The UK Gambling Commission was investigating Gamesys over a period of two years and has finally made a conclusion and released its findings. In the findings, it is clearly stated that the operator has breached the money laundering regulations and the rules for protecting players from gambling-related harms, the two most important rules in gambling.
The operator should now pay the UK Gambling Commission £1.2 million, £690,000 as a financial penalty and £460,472 of the stolen money that certain players used to gamble in one of its brands.
£1.2 Million Fine Issued to Gamesys
As the UK regulator explained it, Gamesys (Gibraltar) Limited breached money laundering regulations, by letting three individuals spend stolen money with one of its brands, without establishing where the money came from. In addition, it failed to notice and deliver interaction with players who indicated problem gambling, therefore, failed to prevent gambling-related harms.
The outset of the investigation was in 2014 when the UK Gambling Commission started looking on three Gamesys’ players which were the subject of police investigations at the time. The period of the entire investigation lasted from 2014 until 2016, and the regulator established that the money these three individuals stole was spent on gambling with Gamesys.

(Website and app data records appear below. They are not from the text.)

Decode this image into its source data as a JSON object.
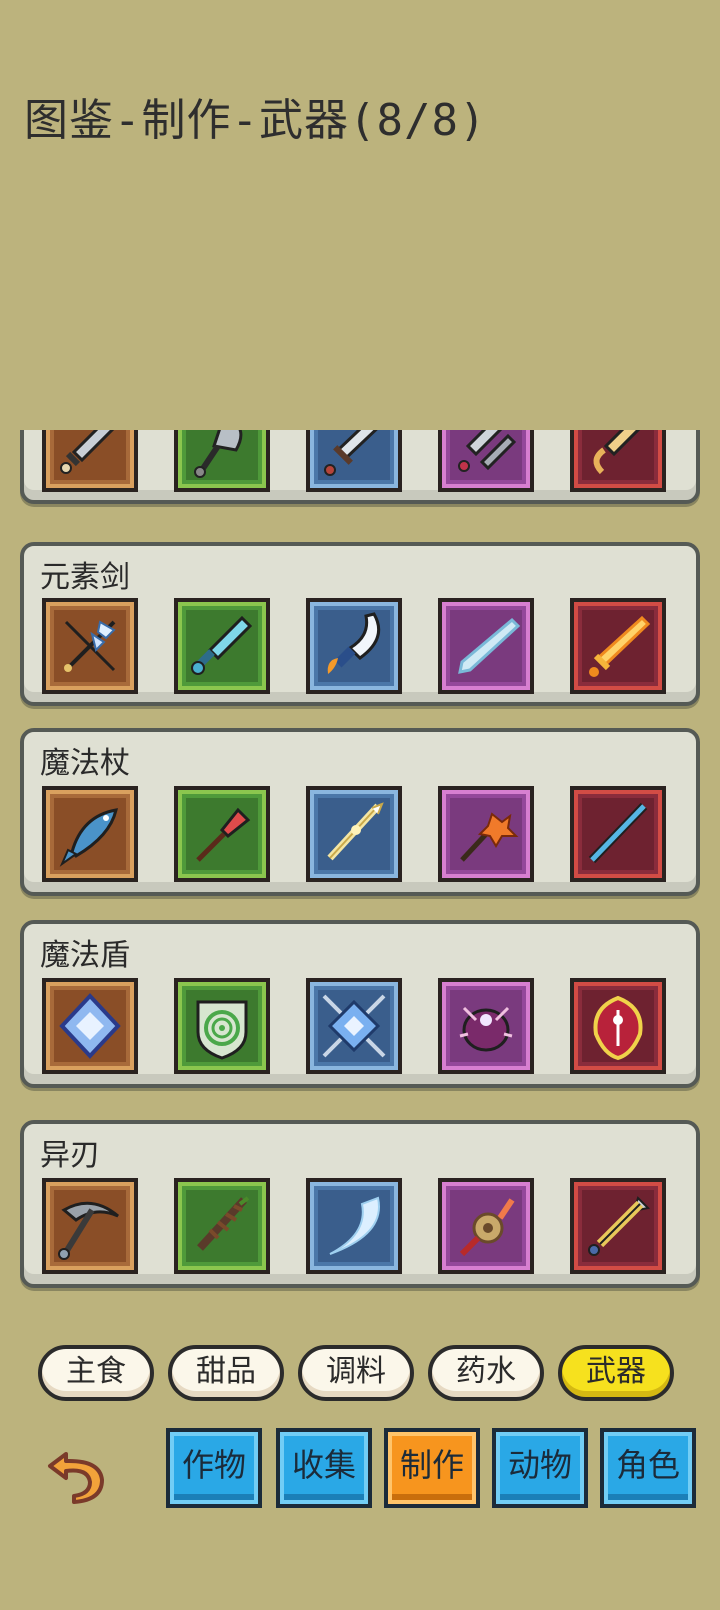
{
  "header": {
    "title": "图鉴-制作-武器(8/8)"
  },
  "panels": [
    {
      "label": "",
      "icons": [
        "dagger-icon",
        "axe-blade-icon",
        "broadsword-icon",
        "twin-blades-icon",
        "golden-sword-icon"
      ]
    },
    {
      "label": "元素剑",
      "icons": [
        "crossed-ice-sword-icon",
        "crystal-sword-icon",
        "flame-scimitar-icon",
        "ice-shard-sword-icon",
        "fire-sword-icon"
      ]
    },
    {
      "label": "魔法杖",
      "icons": [
        "fish-staff-icon",
        "red-crystal-staff-icon",
        "golden-staff-icon",
        "flower-staff-icon",
        "blue-rod-icon"
      ]
    },
    {
      "label": "魔法盾",
      "icons": [
        "diamond-shield-icon",
        "spiral-shield-icon",
        "crossed-shield-icon",
        "beetle-shield-icon",
        "red-beetle-shield-icon"
      ]
    },
    {
      "label": "异刃",
      "icons": [
        "pickaxe-icon",
        "vine-blade-icon",
        "crescent-blade-icon",
        "gear-blade-icon",
        "golden-hilt-icon"
      ]
    }
  ],
  "categories": [
    {
      "label": "主食",
      "active": false
    },
    {
      "label": "甜品",
      "active": false
    },
    {
      "label": "调料",
      "active": false
    },
    {
      "label": "药水",
      "active": false
    },
    {
      "label": "武器",
      "active": true
    }
  ],
  "nav": [
    {
      "label": "作物",
      "active": false
    },
    {
      "label": "收集",
      "active": false
    },
    {
      "label": "制作",
      "active": true
    },
    {
      "label": "动物",
      "active": false
    },
    {
      "label": "角色",
      "active": false
    }
  ],
  "colors": {
    "background": "#bcb37d",
    "category_active": "#f6e11e",
    "nav_default": "#2aa8e6",
    "nav_active": "#f7951e"
  }
}
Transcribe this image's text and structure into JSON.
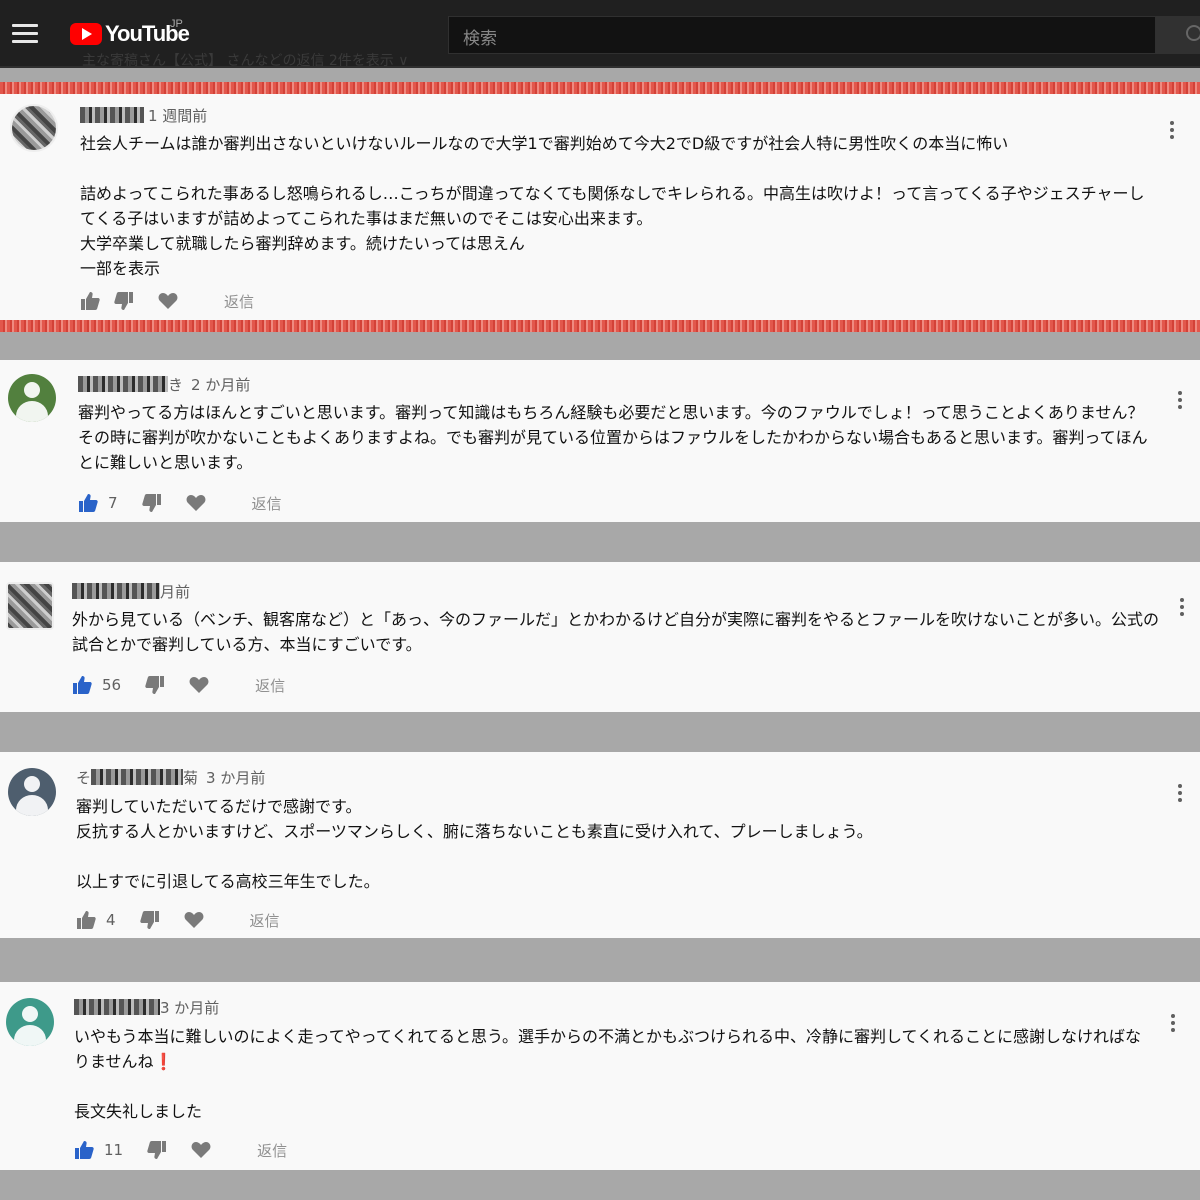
{
  "header": {
    "logo_text": "YouTube",
    "region": "JP",
    "search_placeholder": "検索",
    "ghost_text": "主な寄稿さん【公式】 さんなどの返信 2件を表示 ∨"
  },
  "colors": {
    "like_active": "#2a63c9",
    "icon_gray": "#7a7a7a",
    "brand_red": "#ff0000"
  },
  "comments": [
    {
      "time": "1 週間前",
      "body": "社会人チームは誰か審判出さないといけないルールなので大学1で審判始めて今大2でD級ですが社会人特に男性吹くの本当に怖い\n\n詰めよってこられた事あるし怒鳴られるし…こっちが間違ってなくても関係なしでキレられる。中高生は吹けよ！って言ってくる子やジェスチャーしてくる子はいますが詰めよってこられた事はまだ無いのでそこは安心出来ます。\n大学卒業して就職したら審判辞めます。続けたいっては思えん",
      "more": "一部を表示",
      "likes": "",
      "reply": "返信"
    },
    {
      "time": "2 か月前",
      "name_tail": "き",
      "body": "審判やってる方はほんとすごいと思います。審判って知識はもちろん経験も必要だと思います。今のファウルでしょ！って思うことよくありません？その時に審判が吹かないこともよくありますよね。でも審判が見ている位置からはファウルをしたかわからない場合もあると思います。審判ってほんとに難しいと思います。",
      "likes": "7",
      "reply": "返信"
    },
    {
      "time": "月前",
      "body": "外から見ている（ベンチ、観客席など）と「あっ、今のファールだ」とかわかるけど自分が実際に審判をやるとファールを吹けないことが多い。公式の試合とかで審判している方、本当にすごいです。",
      "likes": "56",
      "reply": "返信"
    },
    {
      "time": "3 か月前",
      "name_head": "そ",
      "name_tail": "菊",
      "body": "審判していただいてるだけで感謝です。\n反抗する人とかいますけど、スポーツマンらしく、腑に落ちないことも素直に受け入れて、プレーしましょう。\n\n以上すでに引退してる高校三年生でした。",
      "likes": "4",
      "reply": "返信"
    },
    {
      "time": "3 か月前",
      "body": "いやもう本当に難しいのによく走ってやってくれてると思う。選手からの不満とかもぶつけられる中、冷静に審判してくれることに感謝しなければなりませんね",
      "exclaim": "❗",
      "body2": "\n\n長文失礼しました",
      "likes": "11",
      "reply": "返信"
    }
  ]
}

The operator, as the UK Gambling Commission informed, acknowledged its shortcomings and accepted that it had failed to ensure that players are protected from gambling-related harms. The regulator said that Gamesys was fully cooperative and accepts the regulatory settlement.
The money stolen from the victims will now be returned, £460,472 in total, and Gamesys will additionally have to pay the UK Gambling Commission £690,000 as a financial penalty for the breaches. As the regulator pointed out, the money will be spent on accelerating the delivery of the recently published National Strategy to Reduce Gambling Harms.
UK Gambling Commission’s Statement on the Matter
UK Gambling Commission’s Executive Director Richard Watson explained that it was vital that all licensed operators understood their players and tracked their online gambling habits and intervened quickly in cases where they suspected an individual was suffering from some sort of gambling harm.
He added that these were the key processes and steps that would ensure operators meet both their social responsibility and anti-money laundering obligations for all of their players. Saying that Gamesys’s actions resulted in several failings, Watson finished his statement, emphasizing the fact that the operator allowed stolen money flowing through the business, putting players at risk of gambling-related harm.